Opening the door to Open Finance: understanding the impact of Open Finance in the cash savings market on the building society business model

Chair: Amber Boodt, Head of Digital Payments - Nationwide

Leon Ifayemi, Director of Coalitions and Research – Centre for Financial Innovation and Technology

Kristine Appleton, Economist – Frontier Economics

Economic consultancy, Frontier Economics, talked through the research it has recently completed for the BSA which modelled the impact of Open Finance in the cash savings market, in particular the impact on building societies, which have around 20% of the savings market. 

Open Finance is an expansion of Open Banking to other services such as savings, where third party providers (TPPs), can move customer money, including opening accounts. This activity is likely to change the type of products that people use for their savings. Currently, the vast majority of savings are held in instant access accounts, where rates are generally lower, and this is where TPPs can have the biggest impact.

The impacts expected include:

  • Reduced bonus rates

  • Increase in average savings rates (25-48 bps)

  • Deposits become more stable for providers, as more money is moved to (higher rate) fixed-term accounts

  • More active management of savings balance sheet and pricing

  • Increased use of restricted access accounts 

  • Increase in mortgage rates (up to 21-41 bps)

Opportunities for mutuals

  • Less exposed to increased switching in standard rate products 

  • Reduction in savings rate for some to attract balances

  • Benefit from increased stability, as more money held in fixed-term accounts

  • Better customer data

Risks for mutuals

  • Need for new systems and pricing strategies

  • Cost burden of implementing Open Finance

  • Regulatory restrictions on balance sheet compositions

  • Money moving around too quickly. This could include those receiving funds not having the capacity to process, and large amounts of money being moved out of an organisation overnight. 

  • The impact will not be linked to a building society’s size, but rather the business model.  Those with a large number of customers on low instant access rates are likely to be impacted the most.

  • The biggest risks are around liquidity/money moving around – rather than cyber-security.

Regulatory action is required to support the market to successfully implement Open Finance:

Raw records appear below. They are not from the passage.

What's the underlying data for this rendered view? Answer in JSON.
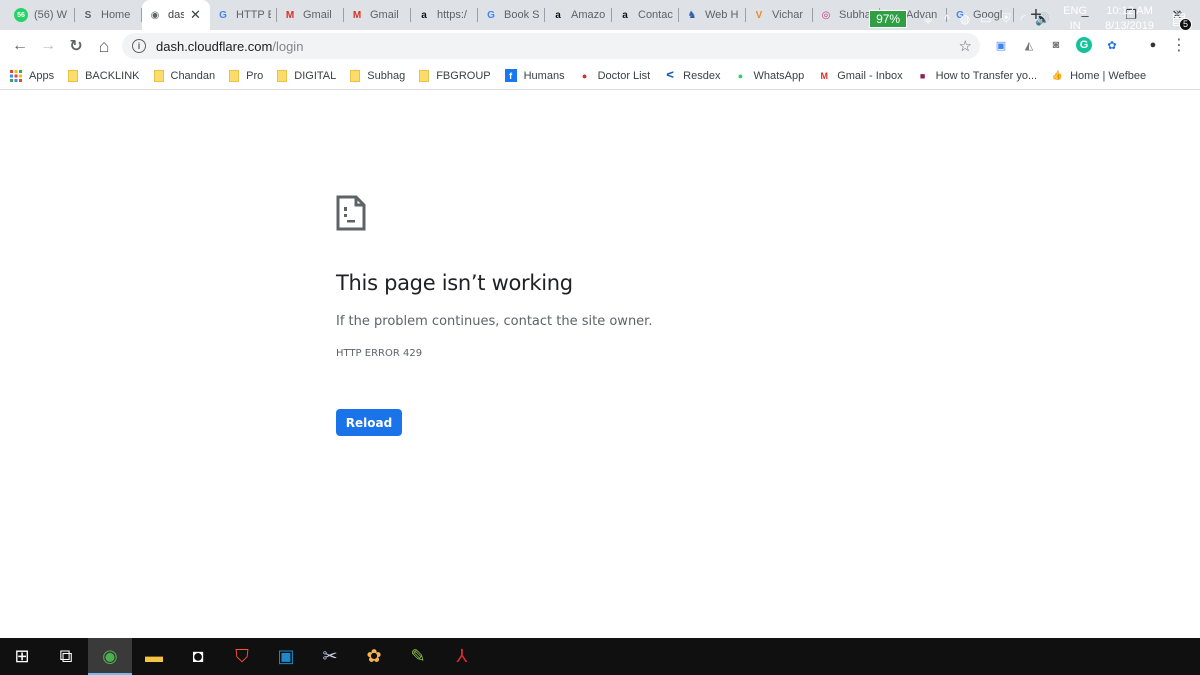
{
  "tabs": [
    {
      "label": "(56) W",
      "icon": "whatsapp-icon",
      "icon_glyph": "56",
      "icon_color": "#25d366",
      "active": false
    },
    {
      "label": "Home",
      "icon": "s-site-icon",
      "icon_glyph": "S",
      "icon_color": "#5f6368",
      "active": false
    },
    {
      "label": "das",
      "icon": "globe-icon",
      "icon_glyph": "◉",
      "icon_color": "#5f6368",
      "active": true
    },
    {
      "label": "HTTP E",
      "icon": "google-icon",
      "icon_glyph": "G",
      "icon_color": "#4285f4",
      "active": false
    },
    {
      "label": "Gmail",
      "icon": "gmail-icon",
      "icon_glyph": "M",
      "icon_color": "#d93025",
      "active": false
    },
    {
      "label": "Gmail",
      "icon": "gmail-icon",
      "icon_glyph": "M",
      "icon_color": "#d93025",
      "active": false
    },
    {
      "label": "https:/",
      "icon": "amazon-icon",
      "icon_glyph": "a",
      "icon_color": "#111111",
      "active": false
    },
    {
      "label": "Book S",
      "icon": "google-icon",
      "icon_glyph": "G",
      "icon_color": "#4285f4",
      "active": false
    },
    {
      "label": "Amazo",
      "icon": "amazon-icon",
      "icon_glyph": "a",
      "icon_color": "#111111",
      "active": false
    },
    {
      "label": "Contac",
      "icon": "amazon-icon",
      "icon_glyph": "a",
      "icon_color": "#111111",
      "active": false
    },
    {
      "label": "Web H",
      "icon": "webhost-icon",
      "icon_glyph": "♞",
      "icon_color": "#2a5db0",
      "active": false
    },
    {
      "label": "Vichar",
      "icon": "vichar-icon",
      "icon_glyph": "V",
      "icon_color": "#f0892b",
      "active": false
    },
    {
      "label": "Subha",
      "icon": "instagram-icon",
      "icon_glyph": "◎",
      "icon_color": "#c13584",
      "active": false
    },
    {
      "label": "Advan",
      "icon": "avatar-face-icon",
      "icon_glyph": "☺",
      "icon_color": "#a0704a",
      "active": false
    },
    {
      "label": "Googl",
      "icon": "google-icon",
      "icon_glyph": "G",
      "icon_color": "#4285f4",
      "active": false
    }
  ],
  "active_tab_close": "✕",
  "new_tab": "+",
  "window_controls": {
    "minimize": "–",
    "restore": "❐",
    "close": "✕"
  },
  "toolbar": {
    "back": "←",
    "forward": "→",
    "reload": "↻",
    "home": "⌂",
    "info": "i",
    "url_host": "dash.cloudflare.com",
    "url_path": "/login",
    "star": "☆",
    "menu": "⋮"
  },
  "extensions": [
    {
      "name": "bookmark-ext-icon",
      "glyph": "▣",
      "color": "#4285f4"
    },
    {
      "name": "cleaner-ext-icon",
      "glyph": "◭",
      "color": "#777777"
    },
    {
      "name": "camera-ext-icon",
      "glyph": "◙",
      "color": "#777777"
    },
    {
      "name": "grammarly-icon",
      "glyph": "G",
      "color": "#15c39a"
    },
    {
      "name": "flower-ext-icon",
      "glyph": "✿",
      "color": "#1a73e8"
    },
    {
      "name": "profile-avatar-icon",
      "glyph": "●",
      "color": "#333333"
    }
  ],
  "bookmarks": [
    {
      "label": "Apps",
      "icon": "apps-grid-icon",
      "type": "apps"
    },
    {
      "label": "BACKLINK",
      "icon": "folder-icon",
      "type": "folder"
    },
    {
      "label": "Chandan",
      "icon": "folder-icon",
      "type": "folder"
    },
    {
      "label": "Pro",
      "icon": "folder-icon",
      "type": "folder"
    },
    {
      "label": "DIGITAL",
      "icon": "folder-icon",
      "type": "folder"
    },
    {
      "label": "Subhag",
      "icon": "folder-icon",
      "type": "folder"
    },
    {
      "label": "FBGROUP",
      "icon": "folder-icon",
      "type": "folder"
    },
    {
      "label": "Humans",
      "icon": "facebook-icon",
      "type": "site",
      "glyph": "f",
      "color": "#1877f2"
    },
    {
      "label": "Doctor List",
      "icon": "map-pin-icon",
      "type": "site",
      "glyph": "●",
      "color": "#d32f2f"
    },
    {
      "label": "Resdex",
      "icon": "resdex-icon",
      "type": "site",
      "glyph": "ᐸ",
      "color": "#1a5fb4"
    },
    {
      "label": "WhatsApp",
      "icon": "whatsapp-icon",
      "type": "site",
      "glyph": "●",
      "color": "#25d366"
    },
    {
      "label": "Gmail - Inbox",
      "icon": "gmail-icon",
      "type": "site",
      "glyph": "M",
      "color": "#d93025"
    },
    {
      "label": "How to Transfer yo...",
      "icon": "colored-squares-icon",
      "type": "site",
      "glyph": "■",
      "color": "#8e1e5b"
    },
    {
      "label": "Home | Wefbee",
      "icon": "thumbs-up-icon",
      "type": "site",
      "glyph": "👍",
      "color": "#2a5db0"
    }
  ],
  "bookmarks_more": "»",
  "error_page": {
    "title": "This page isn’t working",
    "description": "If the problem continues, contact the site owner.",
    "error_code": "HTTP ERROR 429",
    "reload_label": "Reload"
  },
  "taskbar": {
    "apps": [
      {
        "name": "start-windows-icon",
        "glyph": "⊞",
        "color": "#ffffff",
        "active": false
      },
      {
        "name": "task-view-icon",
        "glyph": "⧉",
        "color": "#ffffff",
        "active": false
      },
      {
        "name": "chrome-icon",
        "glyph": "◉",
        "color": "#4caf50",
        "active": true
      },
      {
        "name": "file-explorer-icon",
        "glyph": "▬",
        "color": "#f6c343",
        "active": false
      },
      {
        "name": "camera-app-icon",
        "glyph": "◘",
        "color": "#ffffff",
        "active": false
      },
      {
        "name": "brave-icon",
        "glyph": "⛉",
        "color": "#fb542b",
        "active": false
      },
      {
        "name": "connect-app-icon",
        "glyph": "▣",
        "color": "#1e88c8",
        "active": false
      },
      {
        "name": "snipping-tool-icon",
        "glyph": "✂",
        "color": "#c9c9e8",
        "active": false
      },
      {
        "name": "flower-app-icon",
        "glyph": "✿",
        "color": "#f7b34f",
        "active": false
      },
      {
        "name": "pen-app-icon",
        "glyph": "✎",
        "color": "#8bc34a",
        "active": false
      },
      {
        "name": "acrobat-icon",
        "glyph": "⅄",
        "color": "#d32f2f",
        "active": false
      }
    ],
    "battery_percent": "97%",
    "tray_icons": [
      {
        "name": "power-plug-icon",
        "glyph": "⏚"
      },
      {
        "name": "show-hidden-icons-chevron",
        "glyph": "^"
      },
      {
        "name": "network-globe-icon",
        "glyph": "◍"
      },
      {
        "name": "battery-status-icon",
        "glyph": "▭"
      },
      {
        "name": "security-shield-icon",
        "glyph": "⛨"
      },
      {
        "name": "wifi-icon",
        "glyph": "◜"
      },
      {
        "name": "volume-icon",
        "glyph": "🔊"
      }
    ],
    "language_line1": "ENG",
    "language_line2": "IN",
    "time": "10:12 AM",
    "date": "8/13/2019",
    "notification_count": "5"
  }
}
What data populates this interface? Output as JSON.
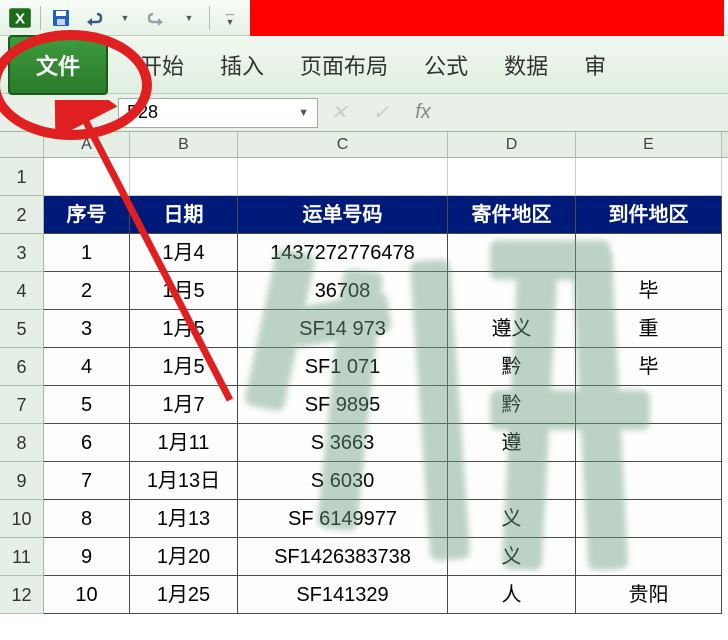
{
  "qat": {
    "save": "save-icon",
    "undo": "undo-icon",
    "redo": "redo-icon",
    "customize": "customize-icon"
  },
  "ribbon": {
    "file": "文件",
    "tabs": [
      "开始",
      "插入",
      "页面布局",
      "公式",
      "数据",
      "审"
    ]
  },
  "namebox": {
    "value": "F28"
  },
  "formula": {
    "fx": "fx",
    "value": ""
  },
  "columns": [
    "A",
    "B",
    "C",
    "D",
    "E"
  ],
  "row_numbers": [
    "1",
    "2",
    "3",
    "4",
    "5",
    "6",
    "7",
    "8",
    "9",
    "10",
    "11",
    "12"
  ],
  "headers": {
    "A": "序号",
    "B": "日期",
    "C": "运单号码",
    "D": "寄件地区",
    "E": "到件地区"
  },
  "rows": [
    {
      "A": "1",
      "B": "1月4",
      "C": "1437272776478",
      "D": "",
      "E": ""
    },
    {
      "A": "2",
      "B": "1月5",
      "C": "36708",
      "D": "",
      "E": "毕"
    },
    {
      "A": "3",
      "B": "1月5",
      "C": "SF14     973",
      "D": "遵义",
      "E": "重"
    },
    {
      "A": "4",
      "B": "1月5",
      "C": "SF1      071",
      "D": "黔",
      "E": "毕"
    },
    {
      "A": "5",
      "B": "1月7",
      "C": "SF       9895",
      "D": "黔",
      "E": ""
    },
    {
      "A": "6",
      "B": "1月11",
      "C": "S        3663",
      "D": "遵",
      "E": ""
    },
    {
      "A": "7",
      "B": "1月13日",
      "C": "S      6030",
      "D": "",
      "E": ""
    },
    {
      "A": "8",
      "B": "1月13",
      "C": "SF   6149977",
      "D": "义",
      "E": ""
    },
    {
      "A": "9",
      "B": "1月20",
      "C": "SF1426383738",
      "D": "义",
      "E": ""
    },
    {
      "A": "10",
      "B": "1月25",
      "C": "SF141329",
      "D": "人",
      "E": "贵阳"
    }
  ]
}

  • Third parties should be obligated to manage risks. This could include sending notifications to product providers before transfers take place and having a limit on the value of transfers.

  • Savings providers should be allowed to control balances e.g. a need to accept transfers or impose notice periods on products.

The panel acknowledged that Open Banking hasn’t really taken off, but we can’t predict what will happen with Open Finance. This will in part be dependent on the regulatory design and how TPPs develop apps, with the greatest opportunities for them being in savings and investments and pensions and credit.

You can read the Frontier Economics Open Finance Report here.